▶ [Directions for this task]: Sort through the data and copy the lines holding the word "give".

*** Task material Section Begins ***

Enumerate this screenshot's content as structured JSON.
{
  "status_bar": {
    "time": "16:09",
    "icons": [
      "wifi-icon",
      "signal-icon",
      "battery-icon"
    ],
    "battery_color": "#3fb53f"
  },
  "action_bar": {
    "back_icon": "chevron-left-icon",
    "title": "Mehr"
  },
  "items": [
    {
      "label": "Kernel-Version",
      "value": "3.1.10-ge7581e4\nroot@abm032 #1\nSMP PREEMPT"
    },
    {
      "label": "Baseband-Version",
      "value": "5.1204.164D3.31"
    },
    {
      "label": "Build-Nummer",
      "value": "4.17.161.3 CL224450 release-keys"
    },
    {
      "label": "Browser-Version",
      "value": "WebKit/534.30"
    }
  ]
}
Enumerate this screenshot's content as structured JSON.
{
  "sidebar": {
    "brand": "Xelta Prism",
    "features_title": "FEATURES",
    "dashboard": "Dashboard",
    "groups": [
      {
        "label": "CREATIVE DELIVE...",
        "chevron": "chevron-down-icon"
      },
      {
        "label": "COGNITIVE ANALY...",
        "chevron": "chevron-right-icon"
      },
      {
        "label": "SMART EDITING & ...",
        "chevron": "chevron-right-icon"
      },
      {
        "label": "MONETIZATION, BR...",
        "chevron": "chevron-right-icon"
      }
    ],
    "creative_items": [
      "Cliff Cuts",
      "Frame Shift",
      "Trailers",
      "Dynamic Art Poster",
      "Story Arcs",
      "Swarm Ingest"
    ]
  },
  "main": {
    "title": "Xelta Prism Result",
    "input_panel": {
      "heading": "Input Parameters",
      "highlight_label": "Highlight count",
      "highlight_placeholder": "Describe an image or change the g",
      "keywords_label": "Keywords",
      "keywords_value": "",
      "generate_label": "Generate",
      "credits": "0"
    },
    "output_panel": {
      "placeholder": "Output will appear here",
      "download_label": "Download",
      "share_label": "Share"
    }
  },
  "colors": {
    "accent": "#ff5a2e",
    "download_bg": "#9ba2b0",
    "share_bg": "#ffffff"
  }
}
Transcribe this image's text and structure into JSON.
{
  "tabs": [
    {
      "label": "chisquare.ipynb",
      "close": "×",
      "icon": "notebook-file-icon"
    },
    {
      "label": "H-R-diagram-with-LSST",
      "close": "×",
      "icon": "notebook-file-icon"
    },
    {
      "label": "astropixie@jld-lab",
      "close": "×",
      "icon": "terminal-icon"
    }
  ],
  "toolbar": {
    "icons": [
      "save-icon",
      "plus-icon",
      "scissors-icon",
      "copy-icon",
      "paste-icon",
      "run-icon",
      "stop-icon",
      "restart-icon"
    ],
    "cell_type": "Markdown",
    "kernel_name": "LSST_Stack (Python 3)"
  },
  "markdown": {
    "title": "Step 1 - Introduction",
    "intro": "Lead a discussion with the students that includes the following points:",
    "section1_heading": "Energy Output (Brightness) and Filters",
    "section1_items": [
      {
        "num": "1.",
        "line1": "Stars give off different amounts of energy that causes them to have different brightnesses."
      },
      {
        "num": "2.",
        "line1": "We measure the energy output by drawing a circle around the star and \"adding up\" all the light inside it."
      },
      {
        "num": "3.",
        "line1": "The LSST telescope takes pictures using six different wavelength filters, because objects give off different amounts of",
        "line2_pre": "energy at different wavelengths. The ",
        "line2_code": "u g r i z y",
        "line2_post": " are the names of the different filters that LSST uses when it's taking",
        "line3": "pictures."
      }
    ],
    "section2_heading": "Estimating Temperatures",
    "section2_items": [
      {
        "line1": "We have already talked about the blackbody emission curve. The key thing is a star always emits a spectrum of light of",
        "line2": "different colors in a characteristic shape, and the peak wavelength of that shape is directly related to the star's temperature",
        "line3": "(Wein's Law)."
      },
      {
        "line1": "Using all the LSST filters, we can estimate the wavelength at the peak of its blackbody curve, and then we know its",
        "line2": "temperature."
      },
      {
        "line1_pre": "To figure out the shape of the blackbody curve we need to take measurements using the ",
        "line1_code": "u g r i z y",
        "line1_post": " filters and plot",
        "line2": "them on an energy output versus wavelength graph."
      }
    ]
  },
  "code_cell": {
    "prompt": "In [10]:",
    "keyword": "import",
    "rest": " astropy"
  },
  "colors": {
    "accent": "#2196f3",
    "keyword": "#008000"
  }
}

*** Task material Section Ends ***

▶ [Response to the task]:
        "line1": "Stars give off different amounts of energy that causes them to have different brightnesses."
        "line1": "The LSST telescope takes pictures using six different wavelength filters, because objects give off different amounts of",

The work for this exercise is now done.